Assignment: From the material below, copy every line in which the word "background" occurs.
--- START ---
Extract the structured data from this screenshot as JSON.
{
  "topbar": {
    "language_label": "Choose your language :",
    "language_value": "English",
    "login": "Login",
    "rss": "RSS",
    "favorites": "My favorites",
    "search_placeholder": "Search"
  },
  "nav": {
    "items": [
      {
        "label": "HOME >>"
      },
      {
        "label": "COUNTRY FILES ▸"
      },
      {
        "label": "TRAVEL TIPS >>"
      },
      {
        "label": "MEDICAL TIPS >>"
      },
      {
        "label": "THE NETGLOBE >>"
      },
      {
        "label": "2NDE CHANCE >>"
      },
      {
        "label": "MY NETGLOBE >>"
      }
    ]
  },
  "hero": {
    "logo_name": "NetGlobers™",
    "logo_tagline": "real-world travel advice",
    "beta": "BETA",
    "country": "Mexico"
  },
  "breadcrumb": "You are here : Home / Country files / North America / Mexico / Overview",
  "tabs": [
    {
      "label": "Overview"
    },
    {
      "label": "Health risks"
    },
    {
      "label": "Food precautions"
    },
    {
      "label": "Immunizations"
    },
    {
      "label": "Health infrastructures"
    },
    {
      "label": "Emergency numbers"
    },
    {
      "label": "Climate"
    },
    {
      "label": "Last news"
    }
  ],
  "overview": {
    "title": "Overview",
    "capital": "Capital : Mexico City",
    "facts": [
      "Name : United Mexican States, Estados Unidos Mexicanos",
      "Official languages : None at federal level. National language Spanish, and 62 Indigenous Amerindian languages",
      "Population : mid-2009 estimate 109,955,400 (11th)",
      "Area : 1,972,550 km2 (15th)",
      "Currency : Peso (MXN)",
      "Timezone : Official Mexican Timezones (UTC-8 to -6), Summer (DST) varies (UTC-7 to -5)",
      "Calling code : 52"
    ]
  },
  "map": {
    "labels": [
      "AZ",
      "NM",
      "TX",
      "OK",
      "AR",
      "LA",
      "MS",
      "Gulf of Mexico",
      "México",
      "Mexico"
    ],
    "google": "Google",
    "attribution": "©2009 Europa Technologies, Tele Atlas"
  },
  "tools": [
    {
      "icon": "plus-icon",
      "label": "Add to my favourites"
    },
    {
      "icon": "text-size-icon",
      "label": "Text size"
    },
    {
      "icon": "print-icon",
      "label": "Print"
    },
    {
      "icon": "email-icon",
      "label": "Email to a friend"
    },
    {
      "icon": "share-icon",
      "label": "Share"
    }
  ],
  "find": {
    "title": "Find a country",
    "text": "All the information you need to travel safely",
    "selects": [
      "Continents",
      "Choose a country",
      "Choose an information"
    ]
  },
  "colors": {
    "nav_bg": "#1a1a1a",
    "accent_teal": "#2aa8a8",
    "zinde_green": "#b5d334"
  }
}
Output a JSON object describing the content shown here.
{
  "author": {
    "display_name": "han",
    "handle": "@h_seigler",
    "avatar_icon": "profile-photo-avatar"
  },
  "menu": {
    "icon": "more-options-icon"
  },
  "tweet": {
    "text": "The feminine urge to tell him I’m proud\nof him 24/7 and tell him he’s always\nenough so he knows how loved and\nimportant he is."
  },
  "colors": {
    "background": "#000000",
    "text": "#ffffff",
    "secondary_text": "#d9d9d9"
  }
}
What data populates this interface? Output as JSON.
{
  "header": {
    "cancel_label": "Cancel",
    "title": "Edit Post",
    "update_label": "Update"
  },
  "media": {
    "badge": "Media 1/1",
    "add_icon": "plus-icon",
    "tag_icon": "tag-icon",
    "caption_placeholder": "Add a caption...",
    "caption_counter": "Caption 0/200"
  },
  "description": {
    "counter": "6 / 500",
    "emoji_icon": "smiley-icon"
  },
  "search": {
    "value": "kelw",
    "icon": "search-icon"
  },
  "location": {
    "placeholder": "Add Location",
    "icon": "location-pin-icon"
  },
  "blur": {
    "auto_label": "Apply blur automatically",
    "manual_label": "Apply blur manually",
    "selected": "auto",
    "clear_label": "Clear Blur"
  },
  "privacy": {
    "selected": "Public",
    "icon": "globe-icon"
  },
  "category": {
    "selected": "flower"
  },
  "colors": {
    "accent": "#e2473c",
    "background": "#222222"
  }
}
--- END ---
Finished task:
    "background": "#000000",
    "background": "#222222"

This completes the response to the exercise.